While meeting the varied needs of students is one of our profession’s greatest challenges, I believe that differentiation is not only possible, but when done well, it creates classrooms with self-directed, respected, collaborative, and engaged students.
A staple in my on-going efforts to differentiate effectively is If/Then charts. Many of my colleagues have asked me how I use them, and I thought I would share some thoughts here.
To me, an If/Then chart is particularly helpful in the creating process. As a high school LA teacher, that often means the writing process. As is normal and desired, when thirty kids start writing, they end up in different positions at different times. When we are in the thick of the writing cycle, I structure my classes with a minilesson, followed by a reminder of our calendar due dates, and then I provide work options. Below is my most recent example work options. This comes from my 9th-grade classes; students were working on personal narratives.
|If||Then||Who?||What you need to be ready to show me at end of class.|
|You want to stretch out problems to build tension,||Find a place where you know there should be more suspense.
Expand it by emphasizing some of the following:
–A character really wants something
–A character encounters trouble
–A character fails
|SB, KC, TH, EB, KB, GM, MK, IE, AG||Expanded section|
|You want to angle your story more to your theme,||Look over your draft. Identify moments that relate to what your story is about. Where do I want readers to stop and linger?” Circle these parts and elaborate on them, making them larger and more powerful.
–External – Internal Map
|JLF, KB, MC, AB, NC, LF||Show me at least three sections where you elaborated on your theme.|
|You want to reflect on on how to conclude your piece,||Write a reflection, in your narrative or notebook, answering the following questions:
What is my story really, really about? • What feelings or thoughts do I want readers to have at the end of my story? • Have I tied up most of the loose ends and brought closure to most of the issues I created in my story?
|DR, AB, ES, MK, IK, JH, MC, Sam B,||A page-long reflection|
|You want to have a new set of eyes on it,||Find someone to exchange drafts with who will read it and not just praise it, but ask tough questions.||BB, NB, EB||Show the feedback you got.|
|You are still just drafting,||Well, get to it. It’s better you turn in something tomorrow rather than nothing!
–Go back to our narrative texts for inspiration if you get stuck.
|LO, DB, MM||Show me where you are before you leave.|
Each element is connected to our Teachers College rubric, which directly ties to certain Common Core elements. The top three elements tie back to lessons I already gave. After I went through these options, students committed to a particular task. The chart both respects student autonomy and holds them accountable. While students work, I have one-on-one conferences with students about specific elements of their writing.
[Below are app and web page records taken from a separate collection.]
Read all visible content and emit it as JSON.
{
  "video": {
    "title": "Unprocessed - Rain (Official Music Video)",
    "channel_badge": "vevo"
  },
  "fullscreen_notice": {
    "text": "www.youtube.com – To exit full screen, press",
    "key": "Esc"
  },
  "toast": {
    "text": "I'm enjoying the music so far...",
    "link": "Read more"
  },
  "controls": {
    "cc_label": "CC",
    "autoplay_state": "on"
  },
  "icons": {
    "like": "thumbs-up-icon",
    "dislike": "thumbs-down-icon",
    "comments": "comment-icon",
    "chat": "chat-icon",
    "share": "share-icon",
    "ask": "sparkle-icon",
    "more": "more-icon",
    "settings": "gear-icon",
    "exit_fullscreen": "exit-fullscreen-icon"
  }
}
The chart not only helps me understand what students aim to work on, but it is “data.” I have used these charts to establish student partnerships, identify students who can lead a class lesson, or source students from a particular category to show their work to the class to illustrate a lesson. Furthermore, if a particular element isn’t strong in a student’s writing, then I can go back to this and say, “So, huh? How well did your choice work for you? What will you choose next time?”
While direct instruction certainly has its place, I find that If/Then charts–even in high school–create a classroom dynamic that not only feels purposeful but democratic.
Latest posts by Sean Riley (see all)
- What does one do with pre-assessment results? - August 6, 2018
- Reflections on Balancing the Ideal and Practical in Language Arts Classrooms - July 8, 2018
- Nine Constructive Methods to Annoy Institutional Inertia - June 24, 2018